The fire that closed The Alford Arms in Frithsden earlier this year left good food and beer lovers across this end of the county howling and bereft. And understandably so.
But it’s back — and it’s just as lovely, as welcoming, as comfortable, and as popular as it ever was. The temptation to compare the newly-reopened Alford Arms to a phoenix rising from the ashes is almost too much to resist — pretty much like the temptation to go and see what’s new, what’s the same, and what’s on the menu.
Lovers of its previous pre-fire incarnation can breathe a sigh of relief. Nothing’s changed. Yes, the upholstery looks newer — because it is, obviously — and the paint on the walls is nice and shiny, but the important bit, the feel of the place, is just the same as ever. It’s relaxed, comfortable, and reassuringly recognizable.
The food, though, is probably even better than ever. Settling in for a lazy evening of eating and chatting, my friend and I were quite literally spoiled for choice menu-wise.

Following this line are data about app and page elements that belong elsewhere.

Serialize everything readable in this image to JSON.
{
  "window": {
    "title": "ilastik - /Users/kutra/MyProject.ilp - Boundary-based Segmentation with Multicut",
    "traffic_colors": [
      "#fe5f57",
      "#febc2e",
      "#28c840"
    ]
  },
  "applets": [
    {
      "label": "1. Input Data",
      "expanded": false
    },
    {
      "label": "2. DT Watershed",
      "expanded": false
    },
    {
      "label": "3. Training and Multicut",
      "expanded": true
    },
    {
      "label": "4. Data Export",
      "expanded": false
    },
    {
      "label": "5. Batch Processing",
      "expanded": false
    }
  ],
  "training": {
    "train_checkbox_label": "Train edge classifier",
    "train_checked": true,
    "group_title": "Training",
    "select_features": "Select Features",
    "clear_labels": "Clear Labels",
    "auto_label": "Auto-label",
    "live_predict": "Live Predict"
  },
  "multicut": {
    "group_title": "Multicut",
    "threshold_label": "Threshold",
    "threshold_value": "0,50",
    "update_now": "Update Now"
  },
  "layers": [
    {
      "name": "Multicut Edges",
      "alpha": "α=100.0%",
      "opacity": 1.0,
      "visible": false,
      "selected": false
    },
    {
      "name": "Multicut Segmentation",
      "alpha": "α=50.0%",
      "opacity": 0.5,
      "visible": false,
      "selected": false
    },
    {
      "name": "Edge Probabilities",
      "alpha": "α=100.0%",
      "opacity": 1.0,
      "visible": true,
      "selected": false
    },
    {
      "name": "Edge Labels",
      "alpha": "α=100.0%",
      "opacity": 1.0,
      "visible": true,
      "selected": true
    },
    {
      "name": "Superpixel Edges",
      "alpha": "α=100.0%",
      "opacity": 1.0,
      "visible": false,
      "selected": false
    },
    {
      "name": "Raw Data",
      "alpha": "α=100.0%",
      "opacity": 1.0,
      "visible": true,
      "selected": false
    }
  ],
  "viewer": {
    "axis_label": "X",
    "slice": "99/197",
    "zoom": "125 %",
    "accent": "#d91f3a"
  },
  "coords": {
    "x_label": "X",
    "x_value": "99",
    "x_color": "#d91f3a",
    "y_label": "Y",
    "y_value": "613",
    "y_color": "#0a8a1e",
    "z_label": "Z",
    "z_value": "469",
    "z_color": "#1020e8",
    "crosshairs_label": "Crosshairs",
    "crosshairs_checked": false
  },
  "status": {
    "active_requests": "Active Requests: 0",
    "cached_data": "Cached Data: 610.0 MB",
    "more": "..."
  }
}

Starters include salmon rilettes with baby carrots and turnips and toasted sourdough, anyone? Or Bucksum Farm beetroot with homemade ricotta, pomegranate and local honey jelly? We went for Cornish soused mackerel with kohlrabi, confit fennel, apple and English mustard — which was clean and sharp. And crispy pig’s cheek with balsamic glazed onions and tarragon mayo — which was rich and indulgent.
It’s all presented so beautifully, too. Yes, you’re in a relaxed and comfy country pub — but you’re sitting down to some seriously gorgeous food both to eat and to look at.
The decision about the main course was no easier — but equally gratifying. I went for a vegetarian option: honey and pepper roasted butternut squash with salsify, braised barley, peas and yoghurt. I wasn’t entirely convinced at the prospect of the yoghurt, but it worked beautifully on the plate. My friend took a left turn onto the specials menu and ended up with the most delicious rump of lamb I have ever tasted — yes, I nicked a bit but purely for research on your behalf, you understand… Served up with caramelised garlic mash (I should have nicked more of that), rainbow chard and lentil jus, it was just about perfect.
And yes, there was space for pudding. Hard to believe, I know, but all the dishes were neatly filling without being overwhelming. I had to have chocolate — obvs — so went for dark chocolate delice with peanut brittle and *swoon* salted caramel marscapone. If I’d been at home, I would have licked the plate and rolled over to have my tummy rubbed afterwards, but you’ll be relieved to know that I managed to hold it together.
My friend resisted the chocolate temptation and plumped for Japanese matcha green tea panna cotta with blackberry preserve (sooo thick and juicy) and lemon balm granita. (Even though we had to ask what ‘matcha’ is…) It was cool and sharp, and pretty much perfect after the richness of the lamb.
The fire that closed the pub was undoubtedly horrible, but the resurrected Alford Arms is just as good, if not better, than the original. The owners have wisely resisted the urge to restyle the inside — or change things around — and instead have recreated and refined what was a winning combination of relaxed charm and serious dining.
The Muddy Verdict:
Great for: country-pub loving foodies, date nights, grown-up meals out, that sort of thing. Their Christmas menu is bound to be amazing, too, and is already getting booked up. It’s a busy place!
Not so great for: I’m not sure I’d take the kids there, but mostly because they wouldn’t appreciate it.